EXERCISE AIM: Report how many lines in the data below hold "price", with no other words.
-------------------------
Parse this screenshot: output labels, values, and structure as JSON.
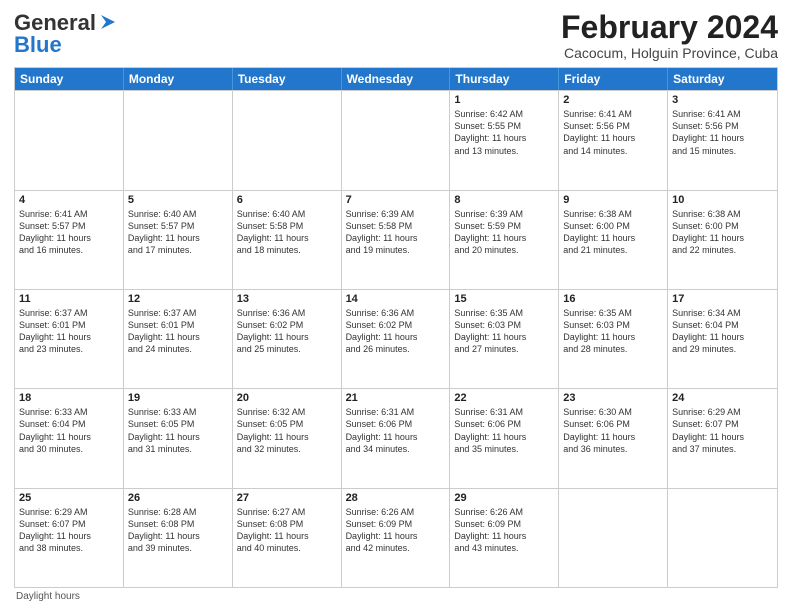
{
  "header": {
    "logo_line1": "General",
    "logo_line2": "Blue",
    "title": "February 2024",
    "subtitle": "Cacocum, Holguin Province, Cuba"
  },
  "weekdays": [
    "Sunday",
    "Monday",
    "Tuesday",
    "Wednesday",
    "Thursday",
    "Friday",
    "Saturday"
  ],
  "footer": "Daylight hours",
  "weeks": [
    [
      {
        "day": "",
        "info": ""
      },
      {
        "day": "",
        "info": ""
      },
      {
        "day": "",
        "info": ""
      },
      {
        "day": "",
        "info": ""
      },
      {
        "day": "1",
        "info": "Sunrise: 6:42 AM\nSunset: 5:55 PM\nDaylight: 11 hours\nand 13 minutes."
      },
      {
        "day": "2",
        "info": "Sunrise: 6:41 AM\nSunset: 5:56 PM\nDaylight: 11 hours\nand 14 minutes."
      },
      {
        "day": "3",
        "info": "Sunrise: 6:41 AM\nSunset: 5:56 PM\nDaylight: 11 hours\nand 15 minutes."
      }
    ],
    [
      {
        "day": "4",
        "info": "Sunrise: 6:41 AM\nSunset: 5:57 PM\nDaylight: 11 hours\nand 16 minutes."
      },
      {
        "day": "5",
        "info": "Sunrise: 6:40 AM\nSunset: 5:57 PM\nDaylight: 11 hours\nand 17 minutes."
      },
      {
        "day": "6",
        "info": "Sunrise: 6:40 AM\nSunset: 5:58 PM\nDaylight: 11 hours\nand 18 minutes."
      },
      {
        "day": "7",
        "info": "Sunrise: 6:39 AM\nSunset: 5:58 PM\nDaylight: 11 hours\nand 19 minutes."
      },
      {
        "day": "8",
        "info": "Sunrise: 6:39 AM\nSunset: 5:59 PM\nDaylight: 11 hours\nand 20 minutes."
      },
      {
        "day": "9",
        "info": "Sunrise: 6:38 AM\nSunset: 6:00 PM\nDaylight: 11 hours\nand 21 minutes."
      },
      {
        "day": "10",
        "info": "Sunrise: 6:38 AM\nSunset: 6:00 PM\nDaylight: 11 hours\nand 22 minutes."
      }
    ],
    [
      {
        "day": "11",
        "info": "Sunrise: 6:37 AM\nSunset: 6:01 PM\nDaylight: 11 hours\nand 23 minutes."
      },
      {
        "day": "12",
        "info": "Sunrise: 6:37 AM\nSunset: 6:01 PM\nDaylight: 11 hours\nand 24 minutes."
      },
      {
        "day": "13",
        "info": "Sunrise: 6:36 AM\nSunset: 6:02 PM\nDaylight: 11 hours\nand 25 minutes."
      },
      {
        "day": "14",
        "info": "Sunrise: 6:36 AM\nSunset: 6:02 PM\nDaylight: 11 hours\nand 26 minutes."
      },
      {
        "day": "15",
        "info": "Sunrise: 6:35 AM\nSunset: 6:03 PM\nDaylight: 11 hours\nand 27 minutes."
      },
      {
        "day": "16",
        "info": "Sunrise: 6:35 AM\nSunset: 6:03 PM\nDaylight: 11 hours\nand 28 minutes."
      },
      {
        "day": "17",
        "info": "Sunrise: 6:34 AM\nSunset: 6:04 PM\nDaylight: 11 hours\nand 29 minutes."
      }
    ],
    [
      {
        "day": "18",
        "info": "Sunrise: 6:33 AM\nSunset: 6:04 PM\nDaylight: 11 hours\nand 30 minutes."
      },
      {
        "day": "19",
        "info": "Sunrise: 6:33 AM\nSunset: 6:05 PM\nDaylight: 11 hours\nand 31 minutes."
      },
      {
        "day": "20",
        "info": "Sunrise: 6:32 AM\nSunset: 6:05 PM\nDaylight: 11 hours\nand 32 minutes."
      },
      {
        "day": "21",
        "info": "Sunrise: 6:31 AM\nSunset: 6:06 PM\nDaylight: 11 hours\nand 34 minutes."
      },
      {
        "day": "22",
        "info": "Sunrise: 6:31 AM\nSunset: 6:06 PM\nDaylight: 11 hours\nand 35 minutes."
      },
      {
        "day": "23",
        "info": "Sunrise: 6:30 AM\nSunset: 6:06 PM\nDaylight: 11 hours\nand 36 minutes."
      },
      {
        "day": "24",
        "info": "Sunrise: 6:29 AM\nSunset: 6:07 PM\nDaylight: 11 hours\nand 37 minutes."
      }
    ],
    [
      {
        "day": "25",
        "info": "Sunrise: 6:29 AM\nSunset: 6:07 PM\nDaylight: 11 hours\nand 38 minutes."
      },
      {
        "day": "26",
        "info": "Sunrise: 6:28 AM\nSunset: 6:08 PM\nDaylight: 11 hours\nand 39 minutes."
      },
      {
        "day": "27",
        "info": "Sunrise: 6:27 AM\nSunset: 6:08 PM\nDaylight: 11 hours\nand 40 minutes."
      },
      {
        "day": "28",
        "info": "Sunrise: 6:26 AM\nSunset: 6:09 PM\nDaylight: 11 hours\nand 42 minutes."
      },
      {
        "day": "29",
        "info": "Sunrise: 6:26 AM\nSunset: 6:09 PM\nDaylight: 11 hours\nand 43 minutes."
      },
      {
        "day": "",
        "info": ""
      },
      {
        "day": "",
        "info": ""
      }
    ]
  ]
}
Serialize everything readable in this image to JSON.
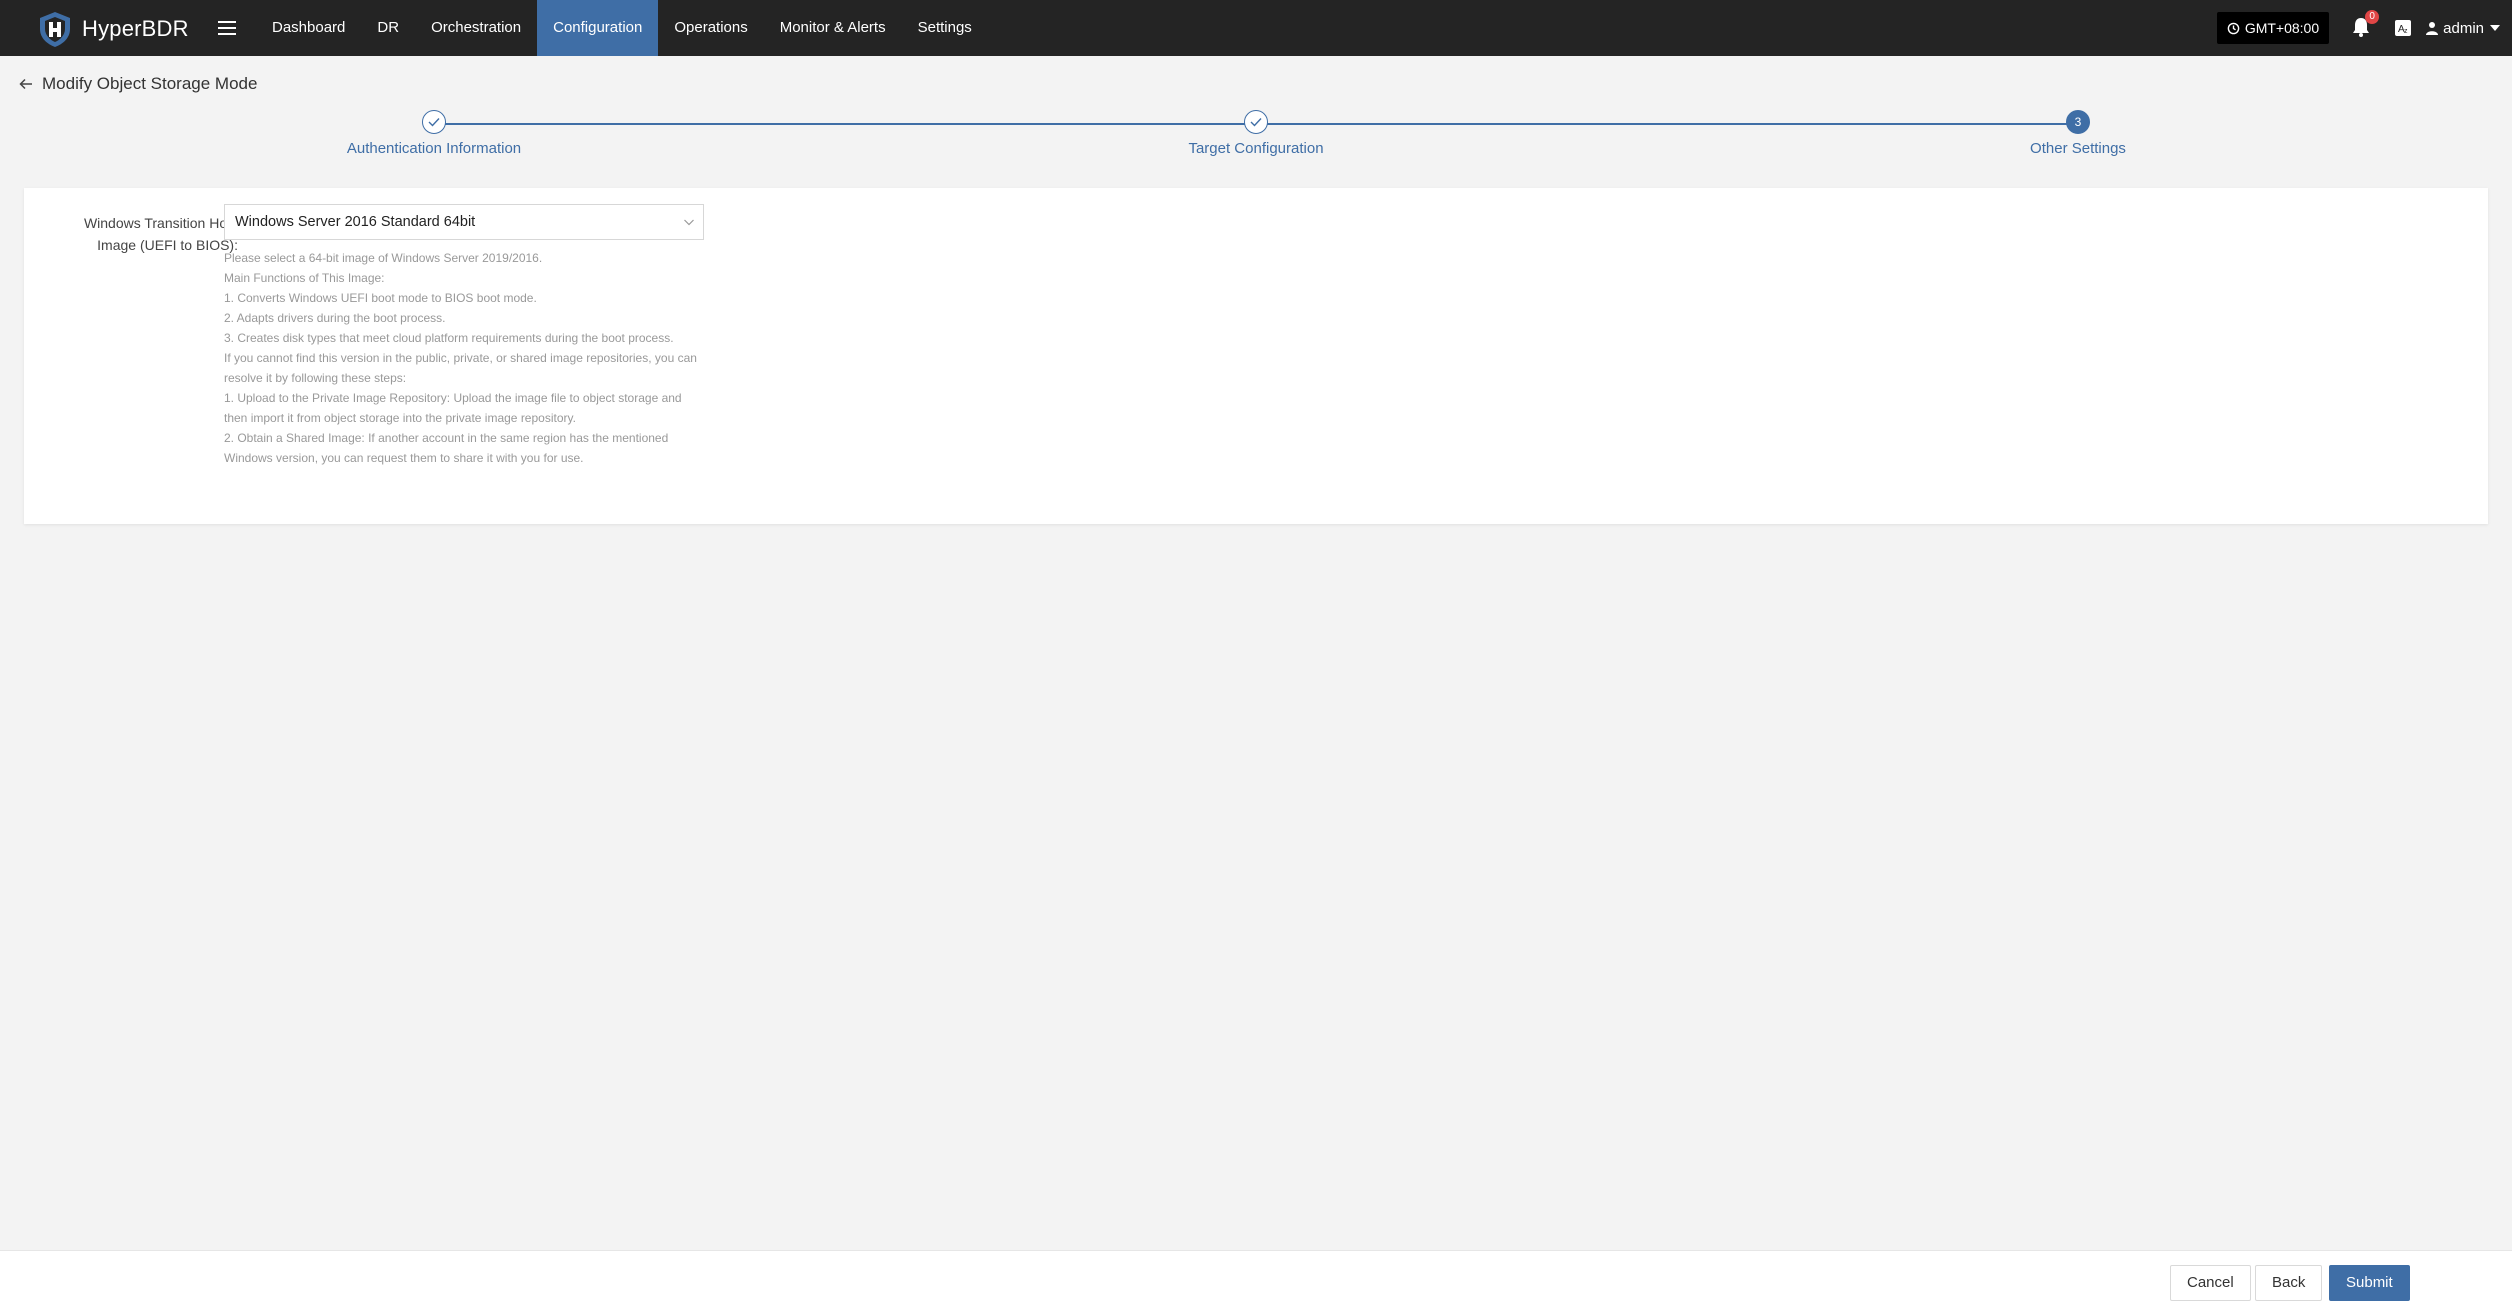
{
  "app": {
    "name": "HyperBDR"
  },
  "nav": {
    "items": [
      {
        "label": "Dashboard"
      },
      {
        "label": "DR"
      },
      {
        "label": "Orchestration"
      },
      {
        "label": "Configuration"
      },
      {
        "label": "Operations"
      },
      {
        "label": "Monitor & Alerts"
      },
      {
        "label": "Settings"
      }
    ],
    "active_index": 3,
    "timezone": "GMT+08:00",
    "notification_count": "0",
    "user": "admin"
  },
  "page": {
    "title": "Modify Object Storage Mode"
  },
  "steps": [
    {
      "label": "Authentication Information",
      "status": "done"
    },
    {
      "label": "Target Configuration",
      "status": "done"
    },
    {
      "label": "Other Settings",
      "status": "current",
      "number": "3"
    }
  ],
  "form": {
    "label_line1": "Windows Transition Host",
    "label_line2": "Image (UEFI to BIOS):",
    "select_value": "Windows Server 2016 Standard 64bit",
    "help_lines": [
      "Please select a 64-bit image of Windows Server 2019/2016.",
      "Main Functions of This Image:",
      "1. Converts Windows UEFI boot mode to BIOS boot mode.",
      "2. Adapts drivers during the boot process.",
      "3. Creates disk types that meet cloud platform requirements during the boot process.",
      "If you cannot find this version in the public, private, or shared image repositories, you can",
      "resolve it by following these steps:",
      "1. Upload to the Private Image Repository: Upload the image file to object storage and",
      "then import it from object storage into the private image repository.",
      "2. Obtain a Shared Image: If another account in the same region has the mentioned",
      "Windows version, you can request them to share it with you for use."
    ]
  },
  "footer": {
    "cancel": "Cancel",
    "back": "Back",
    "submit": "Submit"
  },
  "colors": {
    "accent": "#3f6ea6",
    "navbar": "#242424",
    "background": "#f3f3f3"
  }
}
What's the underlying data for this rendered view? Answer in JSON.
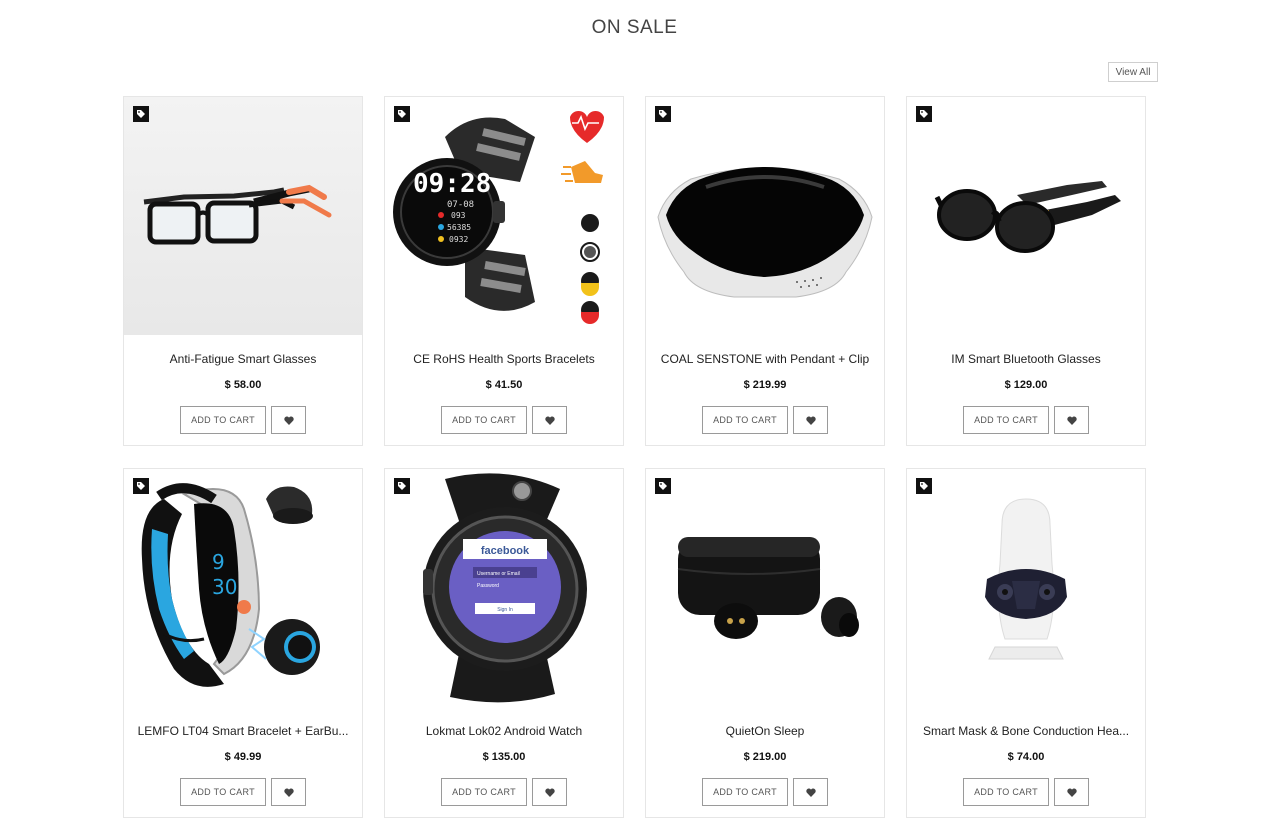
{
  "section": {
    "title": "ON SALE",
    "view_all_label": "View All"
  },
  "products": [
    {
      "name": "Anti-Fatigue Smart Glasses",
      "price": "$ 58.00",
      "add_to_cart": "ADD TO CART",
      "image_icon": "smart-glasses"
    },
    {
      "name": "CE RoHS Health Sports Bracelets",
      "price": "$ 41.50",
      "add_to_cart": "ADD TO CART",
      "image_icon": "smartwatch"
    },
    {
      "name": "COAL SENSTONE with Pendant + Clip",
      "price": "$ 219.99",
      "add_to_cart": "ADD TO CART",
      "image_icon": "pendant-device"
    },
    {
      "name": "IM Smart Bluetooth Glasses",
      "price": "$ 129.00",
      "add_to_cart": "ADD TO CART",
      "image_icon": "sunglasses"
    },
    {
      "name": "LEMFO LT04 Smart Bracelet + EarBu...",
      "price": "$ 49.99",
      "add_to_cart": "ADD TO CART",
      "image_icon": "fitness-bracelet"
    },
    {
      "name": "Lokmat Lok02 Android Watch",
      "price": "$ 135.00",
      "add_to_cart": "ADD TO CART",
      "image_icon": "android-watch"
    },
    {
      "name": "QuietOn Sleep",
      "price": "$ 219.00",
      "add_to_cart": "ADD TO CART",
      "image_icon": "earbuds-case"
    },
    {
      "name": "Smart Mask & Bone Conduction Hea...",
      "price": "$ 74.00",
      "add_to_cart": "ADD TO CART",
      "image_icon": "smart-mask"
    }
  ],
  "watch_screen": {
    "time": "09:28",
    "date": "07-08",
    "stat1": "093",
    "stat2": "56385",
    "stat3": "0932"
  },
  "android_screen": {
    "app": "facebook",
    "field1": "Username or Email",
    "field2": "Password",
    "button": "Sign In"
  },
  "colors": {
    "badge": "#111111",
    "border": "#e6e6e6",
    "button_border": "#9a9a9a",
    "accent_blue": "#2aa6e0",
    "accent_orange": "#f07a4a",
    "heart_red": "#e62a2a"
  }
}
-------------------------
FINAL ANSWER: 8